Top of RECORDED DATA
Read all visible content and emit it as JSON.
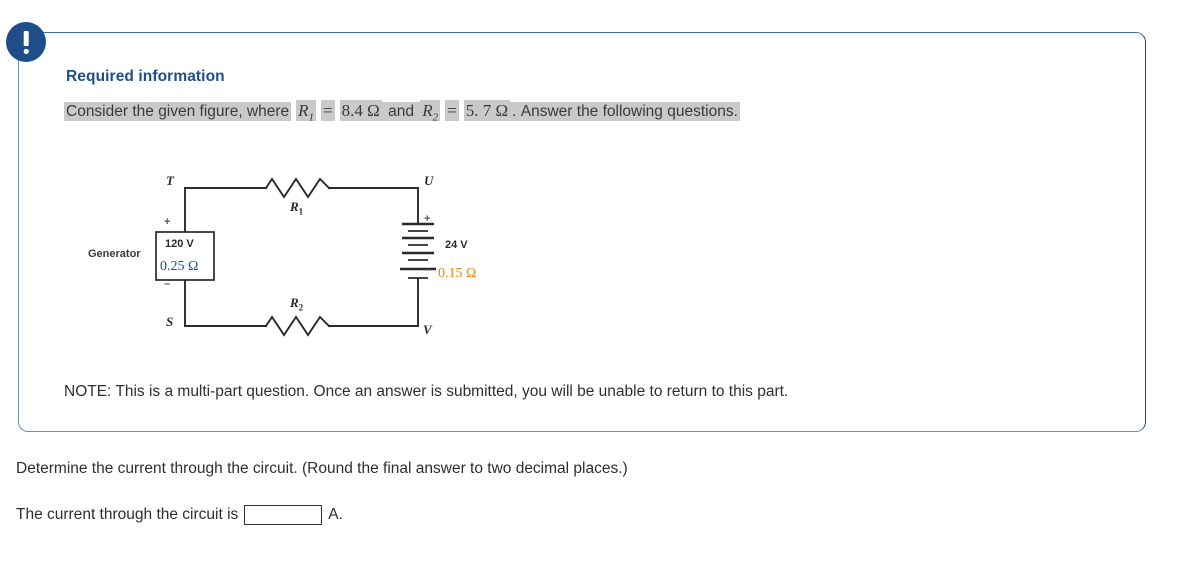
{
  "alert": {
    "icon": "exclamation-circle-icon",
    "color": "#1d4e89"
  },
  "card": {
    "title": "Required information",
    "statement": {
      "lead": "Consider the given figure, where",
      "r1_symbol": "R",
      "r1_sub": "1",
      "eq1": "=",
      "r1_value": "8.4 Ω",
      "conj": "and",
      "r2_symbol": "R",
      "r2_sub": "2",
      "eq2": "=",
      "r2_value": "5. 7 Ω",
      "tail": ". Answer the following questions."
    },
    "note": "NOTE: This is a multi-part question. Once an answer is submitted, you will be unable to return to this part."
  },
  "figure": {
    "name": "series-circuit-diagram",
    "nodes": {
      "top_left": "T",
      "top_right": "U",
      "bottom_left": "S",
      "bottom_right": "V"
    },
    "generator": {
      "label": "Generator",
      "voltage": "120 V",
      "resistance": "0.25 Ω",
      "terminal_plus": "+",
      "terminal_minus": "–",
      "resistance_color": "#1d4e89",
      "omega_color": "#e8820c"
    },
    "battery": {
      "voltage": "24 V",
      "resistance": "0.15 Ω",
      "terminal_plus": "+",
      "terminal_minus": "–",
      "resistance_color": "#e8820c"
    },
    "resistors": [
      {
        "label": "R",
        "sub": "1",
        "position": "top"
      },
      {
        "label": "R",
        "sub": "2",
        "position": "bottom"
      }
    ]
  },
  "question": {
    "prompt": "Determine the current through the circuit. (Round the final answer to two decimal places.)",
    "answer_prefix": "The current through the circuit is",
    "answer_value": "",
    "answer_placeholder": "",
    "answer_unit": "A."
  }
}
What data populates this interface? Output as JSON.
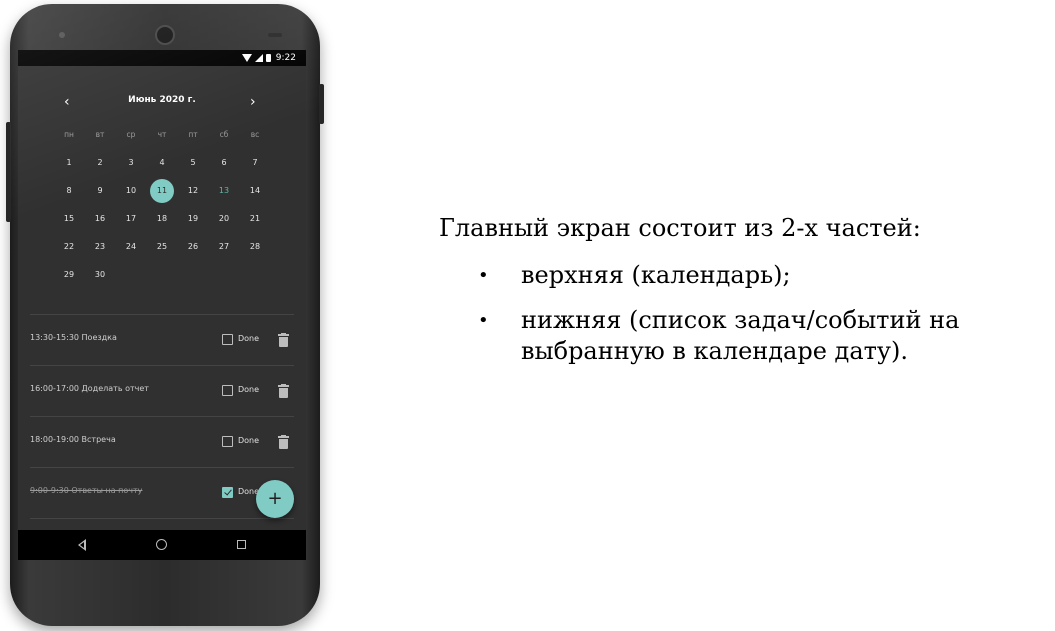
{
  "status_bar": {
    "time": "9:22"
  },
  "calendar": {
    "title": "Июнь 2020 г.",
    "prev_icon": "chevron-left-icon",
    "next_icon": "chevron-right-icon",
    "prev_glyph": "‹",
    "next_glyph": "›",
    "weekdays": [
      "пн",
      "вт",
      "ср",
      "чт",
      "пт",
      "сб",
      "вс"
    ],
    "days": [
      "1",
      "2",
      "3",
      "4",
      "5",
      "6",
      "7",
      "8",
      "9",
      "10",
      "11",
      "12",
      "13",
      "14",
      "15",
      "16",
      "17",
      "18",
      "19",
      "20",
      "21",
      "22",
      "23",
      "24",
      "25",
      "26",
      "27",
      "28",
      "29",
      "30"
    ],
    "selected_day": "11",
    "today_day": "13",
    "accent_color": "#80cbc4"
  },
  "tasks": [
    {
      "text": "13:30-15:30 Поездка",
      "done": false,
      "done_label": "Done"
    },
    {
      "text": "16:00-17:00 Доделать отчет",
      "done": false,
      "done_label": "Done"
    },
    {
      "text": "18:00-19:00 Встреча",
      "done": false,
      "done_label": "Done"
    },
    {
      "text": "9:00-9:30 Ответы на почту",
      "done": true,
      "done_label": "Done"
    }
  ],
  "fab": {
    "icon": "plus-icon",
    "glyph": "+"
  },
  "nav_bar": {
    "back_icon": "back-icon",
    "home_icon": "home-icon",
    "recents_icon": "recents-icon"
  },
  "slide": {
    "heading": "Главный экран состоит из 2-х частей:",
    "bullets": [
      "верхняя (календарь);",
      "нижняя (список задач/событий на выбранную в календаре дату)."
    ]
  }
}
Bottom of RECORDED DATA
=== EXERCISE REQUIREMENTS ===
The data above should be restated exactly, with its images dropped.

=== THE COMPLETED TASK ===
Read all visible content and emit it as JSON.
{
  "alert": {
    "icon": "exclamation-circle-icon",
    "color": "#1d4e89"
  },
  "card": {
    "title": "Required information",
    "statement": {
      "lead": "Consider the given figure, where",
      "r1_symbol": "R",
      "r1_sub": "1",
      "eq1": "=",
      "r1_value": "8.4 Ω",
      "conj": "and",
      "r2_symbol": "R",
      "r2_sub": "2",
      "eq2": "=",
      "r2_value": "5. 7 Ω",
      "tail": ". Answer the following questions."
    },
    "note": "NOTE: This is a multi-part question. Once an answer is submitted, you will be unable to return to this part."
  },
  "figure": {
    "name": "series-circuit-diagram",
    "nodes": {
      "top_left": "T",
      "top_right": "U",
      "bottom_left": "S",
      "bottom_right": "V"
    },
    "generator": {
      "label": "Generator",
      "voltage": "120 V",
      "resistance": "0.25 Ω",
      "terminal_plus": "+",
      "terminal_minus": "–",
      "resistance_color": "#1d4e89",
      "omega_color": "#e8820c"
    },
    "battery": {
      "voltage": "24 V",
      "resistance": "0.15 Ω",
      "terminal_plus": "+",
      "terminal_minus": "–",
      "resistance_color": "#e8820c"
    },
    "resistors": [
      {
        "label": "R",
        "sub": "1",
        "position": "top"
      },
      {
        "label": "R",
        "sub": "2",
        "position": "bottom"
      }
    ]
  },
  "question": {
    "prompt": "Determine the current through the circuit. (Round the final answer to two decimal places.)",
    "answer_prefix": "The current through the circuit is",
    "answer_value": "",
    "answer_placeholder": "",
    "answer_unit": "A."
  }
}
What data populates this interface? Output as JSON.
{
  "status_bar": {
    "time": "9:22"
  },
  "calendar": {
    "title": "Июнь 2020 г.",
    "prev_icon": "chevron-left-icon",
    "next_icon": "chevron-right-icon",
    "prev_glyph": "‹",
    "next_glyph": "›",
    "weekdays": [
      "пн",
      "вт",
      "ср",
      "чт",
      "пт",
      "сб",
      "вс"
    ],
    "days": [
      "1",
      "2",
      "3",
      "4",
      "5",
      "6",
      "7",
      "8",
      "9",
      "10",
      "11",
      "12",
      "13",
      "14",
      "15",
      "16",
      "17",
      "18",
      "19",
      "20",
      "21",
      "22",
      "23",
      "24",
      "25",
      "26",
      "27",
      "28",
      "29",
      "30"
    ],
    "selected_day": "11",
    "today_day": "13",
    "accent_color": "#80cbc4"
  },
  "tasks": [
    {
      "text": "13:30-15:30 Поездка",
      "done": false,
      "done_label": "Done"
    },
    {
      "text": "16:00-17:00 Доделать отчет",
      "done": false,
      "done_label": "Done"
    },
    {
      "text": "18:00-19:00 Встреча",
      "done": false,
      "done_label": "Done"
    },
    {
      "text": "9:00-9:30 Ответы на почту",
      "done": true,
      "done_label": "Done"
    }
  ],
  "fab": {
    "icon": "plus-icon",
    "glyph": "+"
  },
  "nav_bar": {
    "back_icon": "back-icon",
    "home_icon": "home-icon",
    "recents_icon": "recents-icon"
  },
  "slide": {
    "heading": "Главный экран состоит из 2-х частей:",
    "bullets": [
      "верхняя (календарь);",
      "нижняя (список задач/событий на выбранную в календаре дату)."
    ]
  }
}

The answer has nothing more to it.